# WHAT TO PRODUCE
Retype the records that come next, word for word.
[[ SOURCE DATA open ]]
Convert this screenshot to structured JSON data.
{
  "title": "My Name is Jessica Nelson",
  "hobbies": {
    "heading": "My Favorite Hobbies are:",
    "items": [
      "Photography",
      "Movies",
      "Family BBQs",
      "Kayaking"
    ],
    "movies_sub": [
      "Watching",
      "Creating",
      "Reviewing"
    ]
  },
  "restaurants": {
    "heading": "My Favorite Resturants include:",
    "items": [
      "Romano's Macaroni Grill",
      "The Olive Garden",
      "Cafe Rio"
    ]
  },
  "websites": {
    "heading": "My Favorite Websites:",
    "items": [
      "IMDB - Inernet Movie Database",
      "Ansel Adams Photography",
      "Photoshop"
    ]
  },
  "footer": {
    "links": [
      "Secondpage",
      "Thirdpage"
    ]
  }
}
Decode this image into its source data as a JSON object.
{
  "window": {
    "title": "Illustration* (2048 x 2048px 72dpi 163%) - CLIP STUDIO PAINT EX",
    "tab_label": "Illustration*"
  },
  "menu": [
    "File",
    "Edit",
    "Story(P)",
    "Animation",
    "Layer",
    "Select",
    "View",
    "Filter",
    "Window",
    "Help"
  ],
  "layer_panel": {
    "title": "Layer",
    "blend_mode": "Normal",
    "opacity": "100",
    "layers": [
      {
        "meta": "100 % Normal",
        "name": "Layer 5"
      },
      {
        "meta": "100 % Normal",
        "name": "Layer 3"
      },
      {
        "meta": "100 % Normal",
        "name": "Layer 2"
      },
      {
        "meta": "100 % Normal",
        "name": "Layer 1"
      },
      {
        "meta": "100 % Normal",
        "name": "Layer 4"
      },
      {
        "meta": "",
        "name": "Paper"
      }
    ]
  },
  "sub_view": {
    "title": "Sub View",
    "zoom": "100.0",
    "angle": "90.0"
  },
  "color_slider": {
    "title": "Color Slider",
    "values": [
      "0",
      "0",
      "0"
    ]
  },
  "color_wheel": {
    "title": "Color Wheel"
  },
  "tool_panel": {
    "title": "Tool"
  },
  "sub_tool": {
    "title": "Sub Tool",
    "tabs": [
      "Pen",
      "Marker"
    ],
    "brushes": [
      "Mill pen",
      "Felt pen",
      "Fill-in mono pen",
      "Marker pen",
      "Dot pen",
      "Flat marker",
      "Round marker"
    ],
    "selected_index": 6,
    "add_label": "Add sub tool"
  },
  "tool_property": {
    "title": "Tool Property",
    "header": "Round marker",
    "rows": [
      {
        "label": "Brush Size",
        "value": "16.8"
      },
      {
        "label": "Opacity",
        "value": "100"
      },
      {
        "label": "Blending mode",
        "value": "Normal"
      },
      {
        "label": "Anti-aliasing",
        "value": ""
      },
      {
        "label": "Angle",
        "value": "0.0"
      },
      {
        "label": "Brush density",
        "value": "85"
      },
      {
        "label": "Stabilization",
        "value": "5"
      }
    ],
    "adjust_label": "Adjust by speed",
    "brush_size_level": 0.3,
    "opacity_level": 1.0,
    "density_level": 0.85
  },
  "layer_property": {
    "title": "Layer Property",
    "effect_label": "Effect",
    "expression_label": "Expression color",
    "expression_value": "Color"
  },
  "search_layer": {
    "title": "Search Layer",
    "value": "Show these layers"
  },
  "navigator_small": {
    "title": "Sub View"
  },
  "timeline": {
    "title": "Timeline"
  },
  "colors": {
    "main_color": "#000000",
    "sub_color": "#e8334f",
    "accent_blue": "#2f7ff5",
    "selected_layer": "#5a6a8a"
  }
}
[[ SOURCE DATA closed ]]
# TASK OUTPUT
Convert this screenshot to structured JSON data.
{
  "title": "My Name is Jessica Nelson",
  "hobbies": {
    "heading": "My Favorite Hobbies are:",
    "items": [
      "Photography",
      "Movies",
      "Family BBQs",
      "Kayaking"
    ],
    "movies_sub": [
      "Watching",
      "Creating",
      "Reviewing"
    ]
  },
  "restaurants": {
    "heading": "My Favorite Resturants include:",
    "items": [
      "Romano's Macaroni Grill",
      "The Olive Garden",
      "Cafe Rio"
    ]
  },
  "websites": {
    "heading": "My Favorite Websites:",
    "items": [
      "IMDB - Inernet Movie Database",
      "Ansel Adams Photography",
      "Photoshop"
    ]
  },
  "footer": {
    "links": [
      "Secondpage",
      "Thirdpage"
    ]
  }
}
Decode this image into its source data as a JSON object.
{
  "window": {
    "title": "Illustration* (2048 x 2048px 72dpi 163%) - CLIP STUDIO PAINT EX",
    "tab_label": "Illustration*"
  },
  "menu": [
    "File",
    "Edit",
    "Story(P)",
    "Animation",
    "Layer",
    "Select",
    "View",
    "Filter",
    "Window",
    "Help"
  ],
  "layer_panel": {
    "title": "Layer",
    "blend_mode": "Normal",
    "opacity": "100",
    "layers": [
      {
        "meta": "100 % Normal",
        "name": "Layer 5"
      },
      {
        "meta": "100 % Normal",
        "name": "Layer 3"
      },
      {
        "meta": "100 % Normal",
        "name": "Layer 2"
      },
      {
        "meta": "100 % Normal",
        "name": "Layer 1"
      },
      {
        "meta": "100 % Normal",
        "name": "Layer 4"
      },
      {
        "meta": "",
        "name": "Paper"
      }
    ]
  },
  "sub_view": {
    "title": "Sub View",
    "zoom": "100.0",
    "angle": "90.0"
  },
  "color_slider": {
    "title": "Color Slider",
    "values": [
      "0",
      "0",
      "0"
    ]
  },
  "color_wheel": {
    "title": "Color Wheel"
  },
  "tool_panel": {
    "title": "Tool"
  },
  "sub_tool": {
    "title": "Sub Tool",
    "tabs": [
      "Pen",
      "Marker"
    ],
    "brushes": [
      "Mill pen",
      "Felt pen",
      "Fill-in mono pen",
      "Marker pen",
      "Dot pen",
      "Flat marker",
      "Round marker"
    ],
    "selected_index": 6,
    "add_label": "Add sub tool"
  },
  "tool_property": {
    "title": "Tool Property",
    "header": "Round marker",
    "rows": [
      {
        "label": "Brush Size",
        "value": "16.8"
      },
      {
        "label": "Opacity",
        "value": "100"
      },
      {
        "label": "Blending mode",
        "value": "Normal"
      },
      {
        "label": "Anti-aliasing",
        "value": ""
      },
      {
        "label": "Angle",
        "value": "0.0"
      },
      {
        "label": "Brush density",
        "value": "85"
      },
      {
        "label": "Stabilization",
        "value": "5"
      }
    ],
    "adjust_label": "Adjust by speed",
    "brush_size_level": 0.3,
    "opacity_level": 1.0,
    "density_level": 0.85
  },
  "layer_property": {
    "title": "Layer Property",
    "effect_label": "Effect",
    "expression_label": "Expression color",
    "expression_value": "Color"
  },
  "search_layer": {
    "title": "Search Layer",
    "value": "Show these layers"
  },
  "navigator_small": {
    "title": "Sub View"
  },
  "timeline": {
    "title": "Timeline"
  },
  "colors": {
    "main_color": "#000000",
    "sub_color": "#e8334f",
    "accent_blue": "#2f7ff5",
    "selected_layer": "#5a6a8a"
  }
}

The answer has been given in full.